» What to work on:
Every entry below must be reproduced exactly.
=-=-=
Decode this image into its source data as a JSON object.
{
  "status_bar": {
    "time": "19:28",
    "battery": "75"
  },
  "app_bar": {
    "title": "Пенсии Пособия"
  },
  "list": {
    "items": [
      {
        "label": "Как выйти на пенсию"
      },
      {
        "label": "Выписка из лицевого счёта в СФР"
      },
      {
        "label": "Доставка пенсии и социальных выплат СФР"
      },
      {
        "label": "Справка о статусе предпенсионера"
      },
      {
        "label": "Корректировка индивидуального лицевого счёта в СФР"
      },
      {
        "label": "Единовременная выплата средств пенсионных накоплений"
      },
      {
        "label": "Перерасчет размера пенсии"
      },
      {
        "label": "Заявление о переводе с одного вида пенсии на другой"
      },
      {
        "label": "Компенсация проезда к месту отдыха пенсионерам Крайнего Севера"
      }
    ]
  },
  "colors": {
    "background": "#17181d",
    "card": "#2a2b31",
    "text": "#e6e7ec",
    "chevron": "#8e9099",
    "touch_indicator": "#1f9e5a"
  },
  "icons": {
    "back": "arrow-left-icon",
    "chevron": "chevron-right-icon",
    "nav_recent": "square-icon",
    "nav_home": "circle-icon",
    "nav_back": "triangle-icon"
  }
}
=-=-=
» Written response:
Decode this image into its source data as a JSON object.
{
  "status_bar": {
    "time": "19:28",
    "battery": "75"
  },
  "app_bar": {
    "title": "Пенсии Пособия"
  },
  "list": {
    "items": [
      {
        "label": "Как выйти на пенсию"
      },
      {
        "label": "Выписка из лицевого счёта в СФР"
      },
      {
        "label": "Доставка пенсии и социальных выплат СФР"
      },
      {
        "label": "Справка о статусе предпенсионера"
      },
      {
        "label": "Корректировка индивидуального лицевого счёта в СФР"
      },
      {
        "label": "Единовременная выплата средств пенсионных накоплений"
      },
      {
        "label": "Перерасчет размера пенсии"
      },
      {
        "label": "Заявление о переводе с одного вида пенсии на другой"
      },
      {
        "label": "Компенсация проезда к месту отдыха пенсионерам Крайнего Севера"
      }
    ]
  },
  "colors": {
    "background": "#17181d",
    "card": "#2a2b31",
    "text": "#e6e7ec",
    "chevron": "#8e9099",
    "touch_indicator": "#1f9e5a"
  },
  "icons": {
    "back": "arrow-left-icon",
    "chevron": "chevron-right-icon",
    "nav_recent": "square-icon",
    "nav_home": "circle-icon",
    "nav_back": "triangle-icon"
  }
}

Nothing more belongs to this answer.